Lagos — Saudi Aramco’s decision to restructure its downstream business following the Covid-19 pandemic and dropping demand has been described as a timely move.
Indrajit Sen, Oil & Gas Editor at MEED, part of GlobalData, said “Aramco’s downstream restructuring comes as the oil company’s refining margins is hit by lower demand as a result of the COVID-19 pandemic. At the same time, petrochemicals demand is being knocked by the virus’ impact and there is worldwide clamor against the environmental ill-effects of plastics.
“However, it also comes amid an aggressive expansion of Aramco’s downstream activities that saw the company complete its $69.1bn acquisition of petrochemical producer Saudi Basic Industries Corporation (SABIC) in June.
“The world’s biggest company aims to double its downstream output by 2030, increasing overall refined output from around 5.4 million barrels a day (b/d) currently to 8-10 million b/d, and petrochemicals production from 16.8 million tonnes a year (t/y) to 34 million t/y, excluding SABIC. With the completion of the SABIC acquisition, Aramco’s petrochemicals business now has a total production of about 90 million t/y.

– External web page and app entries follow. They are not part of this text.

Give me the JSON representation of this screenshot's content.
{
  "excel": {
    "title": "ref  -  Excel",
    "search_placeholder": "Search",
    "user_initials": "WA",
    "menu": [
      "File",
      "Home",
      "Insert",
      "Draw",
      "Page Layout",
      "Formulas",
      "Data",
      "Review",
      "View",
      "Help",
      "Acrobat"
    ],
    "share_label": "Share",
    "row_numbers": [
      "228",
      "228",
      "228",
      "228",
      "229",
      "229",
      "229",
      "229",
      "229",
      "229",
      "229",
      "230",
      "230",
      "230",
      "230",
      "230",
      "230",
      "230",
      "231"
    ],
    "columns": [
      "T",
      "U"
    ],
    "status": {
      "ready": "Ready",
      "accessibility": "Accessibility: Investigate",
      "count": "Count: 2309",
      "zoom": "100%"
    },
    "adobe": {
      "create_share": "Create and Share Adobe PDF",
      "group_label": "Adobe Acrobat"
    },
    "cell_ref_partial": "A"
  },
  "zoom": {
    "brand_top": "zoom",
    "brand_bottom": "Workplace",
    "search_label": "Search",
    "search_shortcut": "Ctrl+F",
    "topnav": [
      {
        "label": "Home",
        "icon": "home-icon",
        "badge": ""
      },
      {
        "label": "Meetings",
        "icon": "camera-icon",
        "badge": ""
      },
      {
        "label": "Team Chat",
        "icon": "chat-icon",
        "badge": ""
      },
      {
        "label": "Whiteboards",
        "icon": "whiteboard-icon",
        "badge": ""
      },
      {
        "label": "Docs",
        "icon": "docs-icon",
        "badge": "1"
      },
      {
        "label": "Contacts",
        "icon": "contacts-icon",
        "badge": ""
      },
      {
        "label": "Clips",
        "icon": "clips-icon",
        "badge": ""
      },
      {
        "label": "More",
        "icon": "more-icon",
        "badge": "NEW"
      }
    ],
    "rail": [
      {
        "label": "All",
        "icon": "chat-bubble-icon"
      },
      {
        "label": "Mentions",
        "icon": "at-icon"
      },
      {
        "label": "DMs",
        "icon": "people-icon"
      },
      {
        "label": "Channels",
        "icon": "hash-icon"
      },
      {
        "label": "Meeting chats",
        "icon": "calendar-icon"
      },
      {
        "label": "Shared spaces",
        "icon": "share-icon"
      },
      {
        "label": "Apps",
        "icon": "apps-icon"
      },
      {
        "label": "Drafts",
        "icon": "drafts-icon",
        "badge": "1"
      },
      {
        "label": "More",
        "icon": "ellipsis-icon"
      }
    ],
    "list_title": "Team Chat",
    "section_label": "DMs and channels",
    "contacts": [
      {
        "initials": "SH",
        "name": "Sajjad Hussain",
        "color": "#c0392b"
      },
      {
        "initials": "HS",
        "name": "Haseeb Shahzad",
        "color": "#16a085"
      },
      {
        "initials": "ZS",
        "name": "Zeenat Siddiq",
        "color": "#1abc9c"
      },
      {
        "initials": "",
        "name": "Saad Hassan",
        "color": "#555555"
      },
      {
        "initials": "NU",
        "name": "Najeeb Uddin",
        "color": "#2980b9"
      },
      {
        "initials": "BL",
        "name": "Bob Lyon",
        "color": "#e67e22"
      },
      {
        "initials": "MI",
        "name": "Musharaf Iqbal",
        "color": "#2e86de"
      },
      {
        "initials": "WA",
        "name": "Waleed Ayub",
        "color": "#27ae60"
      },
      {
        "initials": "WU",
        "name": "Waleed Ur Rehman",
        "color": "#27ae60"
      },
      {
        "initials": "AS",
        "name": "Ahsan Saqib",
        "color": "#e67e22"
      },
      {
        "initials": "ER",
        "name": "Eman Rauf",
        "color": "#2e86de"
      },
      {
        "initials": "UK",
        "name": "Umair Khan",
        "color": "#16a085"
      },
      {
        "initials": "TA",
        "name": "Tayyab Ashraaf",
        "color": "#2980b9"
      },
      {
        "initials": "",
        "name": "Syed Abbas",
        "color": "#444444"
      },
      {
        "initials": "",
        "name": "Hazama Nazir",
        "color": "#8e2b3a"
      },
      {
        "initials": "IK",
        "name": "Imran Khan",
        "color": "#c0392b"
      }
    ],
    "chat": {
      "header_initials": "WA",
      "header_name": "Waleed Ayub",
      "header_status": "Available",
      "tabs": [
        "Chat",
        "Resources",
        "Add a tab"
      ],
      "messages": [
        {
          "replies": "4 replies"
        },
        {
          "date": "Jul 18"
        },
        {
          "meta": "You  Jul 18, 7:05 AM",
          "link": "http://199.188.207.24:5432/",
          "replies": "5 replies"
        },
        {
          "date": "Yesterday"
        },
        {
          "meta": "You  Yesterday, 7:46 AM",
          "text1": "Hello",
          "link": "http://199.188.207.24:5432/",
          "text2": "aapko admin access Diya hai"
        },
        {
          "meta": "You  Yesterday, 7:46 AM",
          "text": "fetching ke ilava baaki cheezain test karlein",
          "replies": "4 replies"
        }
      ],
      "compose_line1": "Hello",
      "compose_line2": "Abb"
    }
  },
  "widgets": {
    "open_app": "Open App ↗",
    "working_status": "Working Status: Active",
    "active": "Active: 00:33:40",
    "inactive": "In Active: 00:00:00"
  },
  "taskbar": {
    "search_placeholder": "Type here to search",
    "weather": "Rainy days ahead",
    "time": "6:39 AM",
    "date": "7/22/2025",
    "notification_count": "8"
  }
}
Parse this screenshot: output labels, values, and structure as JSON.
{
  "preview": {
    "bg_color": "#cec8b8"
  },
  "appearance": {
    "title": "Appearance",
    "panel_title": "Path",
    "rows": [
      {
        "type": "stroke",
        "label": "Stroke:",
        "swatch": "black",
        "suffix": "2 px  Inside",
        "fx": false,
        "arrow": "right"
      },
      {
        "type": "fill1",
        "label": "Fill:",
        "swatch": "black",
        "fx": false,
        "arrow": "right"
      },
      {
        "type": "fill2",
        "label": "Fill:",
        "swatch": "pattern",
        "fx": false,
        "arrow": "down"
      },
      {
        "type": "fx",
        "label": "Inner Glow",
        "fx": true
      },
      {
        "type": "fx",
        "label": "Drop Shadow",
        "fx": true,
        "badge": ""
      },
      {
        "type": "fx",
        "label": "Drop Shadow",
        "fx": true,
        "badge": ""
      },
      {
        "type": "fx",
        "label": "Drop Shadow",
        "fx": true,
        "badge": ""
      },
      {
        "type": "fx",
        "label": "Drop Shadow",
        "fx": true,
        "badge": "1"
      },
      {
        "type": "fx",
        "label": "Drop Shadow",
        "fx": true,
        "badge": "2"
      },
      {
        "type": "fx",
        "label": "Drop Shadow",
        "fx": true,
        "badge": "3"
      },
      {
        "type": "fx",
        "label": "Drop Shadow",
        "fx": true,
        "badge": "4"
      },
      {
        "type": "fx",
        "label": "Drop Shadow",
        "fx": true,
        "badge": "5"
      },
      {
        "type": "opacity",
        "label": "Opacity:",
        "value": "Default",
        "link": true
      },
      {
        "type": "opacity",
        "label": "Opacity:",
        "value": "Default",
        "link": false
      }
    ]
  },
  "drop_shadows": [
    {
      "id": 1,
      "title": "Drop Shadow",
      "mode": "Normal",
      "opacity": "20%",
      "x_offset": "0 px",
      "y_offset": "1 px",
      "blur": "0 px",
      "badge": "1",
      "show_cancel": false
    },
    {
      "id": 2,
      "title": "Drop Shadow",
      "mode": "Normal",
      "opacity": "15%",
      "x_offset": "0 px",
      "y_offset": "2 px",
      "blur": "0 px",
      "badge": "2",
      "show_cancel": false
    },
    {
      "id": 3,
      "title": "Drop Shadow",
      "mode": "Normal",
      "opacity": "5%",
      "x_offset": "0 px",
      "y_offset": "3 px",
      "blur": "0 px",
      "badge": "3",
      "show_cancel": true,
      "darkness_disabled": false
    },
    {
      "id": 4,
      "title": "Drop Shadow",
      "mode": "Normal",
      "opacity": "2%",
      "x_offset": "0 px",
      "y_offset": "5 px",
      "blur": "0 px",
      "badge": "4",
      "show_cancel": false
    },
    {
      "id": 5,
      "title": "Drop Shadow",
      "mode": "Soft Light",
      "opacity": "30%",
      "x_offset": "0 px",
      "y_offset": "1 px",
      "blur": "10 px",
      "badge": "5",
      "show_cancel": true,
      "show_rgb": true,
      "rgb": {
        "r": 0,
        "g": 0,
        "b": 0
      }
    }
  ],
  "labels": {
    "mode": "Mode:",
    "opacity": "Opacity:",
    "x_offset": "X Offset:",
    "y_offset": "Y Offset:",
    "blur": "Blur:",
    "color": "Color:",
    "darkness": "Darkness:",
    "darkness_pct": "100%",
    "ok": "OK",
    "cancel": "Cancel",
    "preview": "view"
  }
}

“The restructuring sees the streamlining of the combined Aramco/Sabic downstream operation into four commercials that aim to improve management of the company’s massive global downstream portfolio, which includes assets in Japan, South Korea, Indonesia, Malaysia, China, Bangladesh, India, Pakistan, Egypt, South Africa, the Netherlands, the UK and the US.
“Following the restructuring we can expect to see Aramco making a global drive to accelerate its work towards achieving its 2030 objectives.”